Problem to solve:
Repeat the records in full, exactly.

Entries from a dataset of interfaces
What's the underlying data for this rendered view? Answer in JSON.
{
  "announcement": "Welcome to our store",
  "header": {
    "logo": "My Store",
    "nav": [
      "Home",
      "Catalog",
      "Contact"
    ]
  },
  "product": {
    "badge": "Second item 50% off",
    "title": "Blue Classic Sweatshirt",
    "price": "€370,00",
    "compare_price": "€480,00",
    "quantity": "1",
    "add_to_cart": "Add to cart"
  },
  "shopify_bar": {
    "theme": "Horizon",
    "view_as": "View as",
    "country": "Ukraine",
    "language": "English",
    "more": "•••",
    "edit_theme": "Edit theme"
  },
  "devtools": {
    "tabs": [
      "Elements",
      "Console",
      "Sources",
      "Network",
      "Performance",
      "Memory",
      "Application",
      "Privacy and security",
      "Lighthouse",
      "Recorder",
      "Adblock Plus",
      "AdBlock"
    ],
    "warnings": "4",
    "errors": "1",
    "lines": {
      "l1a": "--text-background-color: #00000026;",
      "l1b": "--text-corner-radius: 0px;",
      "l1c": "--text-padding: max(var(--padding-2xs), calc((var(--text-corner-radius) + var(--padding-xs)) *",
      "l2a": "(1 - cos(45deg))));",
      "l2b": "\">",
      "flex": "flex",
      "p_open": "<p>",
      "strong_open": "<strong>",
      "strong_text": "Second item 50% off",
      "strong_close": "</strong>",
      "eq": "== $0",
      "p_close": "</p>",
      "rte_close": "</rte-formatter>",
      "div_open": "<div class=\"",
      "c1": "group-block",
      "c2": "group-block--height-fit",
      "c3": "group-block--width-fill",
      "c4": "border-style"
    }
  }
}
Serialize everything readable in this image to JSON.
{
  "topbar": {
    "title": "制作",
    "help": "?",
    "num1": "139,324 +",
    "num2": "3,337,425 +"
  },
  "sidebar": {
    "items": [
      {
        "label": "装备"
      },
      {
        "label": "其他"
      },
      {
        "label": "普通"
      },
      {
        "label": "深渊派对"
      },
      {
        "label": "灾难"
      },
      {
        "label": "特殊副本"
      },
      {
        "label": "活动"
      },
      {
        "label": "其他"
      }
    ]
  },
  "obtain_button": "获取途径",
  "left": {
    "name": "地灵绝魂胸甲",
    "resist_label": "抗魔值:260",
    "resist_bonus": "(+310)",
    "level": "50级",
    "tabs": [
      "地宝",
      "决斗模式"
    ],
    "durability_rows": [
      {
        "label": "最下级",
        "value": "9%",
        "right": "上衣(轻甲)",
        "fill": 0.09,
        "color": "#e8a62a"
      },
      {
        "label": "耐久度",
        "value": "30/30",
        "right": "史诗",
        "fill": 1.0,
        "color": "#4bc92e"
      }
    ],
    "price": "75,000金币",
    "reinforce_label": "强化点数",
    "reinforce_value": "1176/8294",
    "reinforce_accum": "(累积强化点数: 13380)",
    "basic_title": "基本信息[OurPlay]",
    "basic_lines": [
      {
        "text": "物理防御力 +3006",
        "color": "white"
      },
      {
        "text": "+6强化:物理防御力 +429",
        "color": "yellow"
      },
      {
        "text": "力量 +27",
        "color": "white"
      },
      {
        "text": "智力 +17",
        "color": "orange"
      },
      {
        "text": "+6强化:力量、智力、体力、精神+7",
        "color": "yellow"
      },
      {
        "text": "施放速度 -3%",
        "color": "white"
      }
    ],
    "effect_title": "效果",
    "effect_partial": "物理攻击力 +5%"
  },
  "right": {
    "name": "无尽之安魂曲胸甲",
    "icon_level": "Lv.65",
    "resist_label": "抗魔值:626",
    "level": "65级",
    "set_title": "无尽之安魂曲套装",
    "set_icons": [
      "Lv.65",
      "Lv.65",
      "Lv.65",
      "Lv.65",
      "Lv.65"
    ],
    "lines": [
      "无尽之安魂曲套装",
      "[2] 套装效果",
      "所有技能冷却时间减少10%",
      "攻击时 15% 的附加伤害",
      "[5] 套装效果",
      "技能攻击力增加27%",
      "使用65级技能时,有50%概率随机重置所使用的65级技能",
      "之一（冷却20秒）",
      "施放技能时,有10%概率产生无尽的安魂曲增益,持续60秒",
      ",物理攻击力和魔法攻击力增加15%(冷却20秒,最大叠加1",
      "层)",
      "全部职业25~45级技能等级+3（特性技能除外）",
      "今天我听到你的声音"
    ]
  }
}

Answer for the task:
What's the underlying data for this rendered view? Answer in JSON.
{
  "announcement": "Welcome to our store",
  "header": {
    "logo": "My Store",
    "nav": [
      "Home",
      "Catalog",
      "Contact"
    ]
  },
  "product": {
    "badge": "Second item 50% off",
    "title": "Blue Classic Sweatshirt",
    "price": "€370,00",
    "compare_price": "€480,00",
    "quantity": "1",
    "add_to_cart": "Add to cart"
  },
  "shopify_bar": {
    "theme": "Horizon",
    "view_as": "View as",
    "country": "Ukraine",
    "language": "English",
    "more": "•••",
    "edit_theme": "Edit theme"
  },
  "devtools": {
    "tabs": [
      "Elements",
      "Console",
      "Sources",
      "Network",
      "Performance",
      "Memory",
      "Application",
      "Privacy and security",
      "Lighthouse",
      "Recorder",
      "Adblock Plus",
      "AdBlock"
    ],
    "warnings": "4",
    "errors": "1",
    "lines": {
      "l1a": "--text-background-color: #00000026;",
      "l1b": "--text-corner-radius: 0px;",
      "l1c": "--text-padding: max(var(--padding-2xs), calc((var(--text-corner-radius) + var(--padding-xs)) *",
      "l2a": "(1 - cos(45deg))));",
      "l2b": "\">",
      "flex": "flex",
      "p_open": "<p>",
      "strong_open": "<strong>",
      "strong_text": "Second item 50% off",
      "strong_close": "</strong>",
      "eq": "== $0",
      "p_close": "</p>",
      "rte_close": "</rte-formatter>",
      "div_open": "<div class=\"",
      "c1": "group-block",
      "c2": "group-block--height-fit",
      "c3": "group-block--width-fill",
      "c4": "border-style"
    }
  }
}
Serialize everything readable in this image to JSON.
{
  "topbar": {
    "title": "制作",
    "help": "?",
    "num1": "139,324 +",
    "num2": "3,337,425 +"
  },
  "sidebar": {
    "items": [
      {
        "label": "装备"
      },
      {
        "label": "其他"
      },
      {
        "label": "普通"
      },
      {
        "label": "深渊派对"
      },
      {
        "label": "灾难"
      },
      {
        "label": "特殊副本"
      },
      {
        "label": "活动"
      },
      {
        "label": "其他"
      }
    ]
  },
  "obtain_button": "获取途径",
  "left": {
    "name": "地灵绝魂胸甲",
    "resist_label": "抗魔值:260",
    "resist_bonus": "(+310)",
    "level": "50级",
    "tabs": [
      "地宝",
      "决斗模式"
    ],
    "durability_rows": [
      {
        "label": "最下级",
        "value": "9%",
        "right": "上衣(轻甲)",
        "fill": 0.09,
        "color": "#e8a62a"
      },
      {
        "label": "耐久度",
        "value": "30/30",
        "right": "史诗",
        "fill": 1.0,
        "color": "#4bc92e"
      }
    ],
    "price": "75,000金币",
    "reinforce_label": "强化点数",
    "reinforce_value": "1176/8294",
    "reinforce_accum": "(累积强化点数: 13380)",
    "basic_title": "基本信息[OurPlay]",
    "basic_lines": [
      {
        "text": "物理防御力 +3006",
        "color": "white"
      },
      {
        "text": "+6强化:物理防御力 +429",
        "color": "yellow"
      },
      {
        "text": "力量 +27",
        "color": "white"
      },
      {
        "text": "智力 +17",
        "color": "orange"
      },
      {
        "text": "+6强化:力量、智力、体力、精神+7",
        "color": "yellow"
      },
      {
        "text": "施放速度 -3%",
        "color": "white"
      }
    ],
    "effect_title": "效果",
    "effect_partial": "物理攻击力 +5%"
  },
  "right": {
    "name": "无尽之安魂曲胸甲",
    "icon_level": "Lv.65",
    "resist_label": "抗魔值:626",
    "level": "65级",
    "set_title": "无尽之安魂曲套装",
    "set_icons": [
      "Lv.65",
      "Lv.65",
      "Lv.65",
      "Lv.65",
      "Lv.65"
    ],
    "lines": [
      "无尽之安魂曲套装",
      "[2] 套装效果",
      "所有技能冷却时间减少10%",
      "攻击时 15% 的附加伤害",
      "[5] 套装效果",
      "技能攻击力增加27%",
      "使用65级技能时,有50%概率随机重置所使用的65级技能",
      "之一（冷却20秒）",
      "施放技能时,有10%概率产生无尽的安魂曲增益,持续60秒",
      ",物理攻击力和魔法攻击力增加15%(冷却20秒,最大叠加1",
      "层)",
      "全部职业25~45级技能等级+3（特性技能除外）",
      "今天我听到你的声音"
    ]
  }
}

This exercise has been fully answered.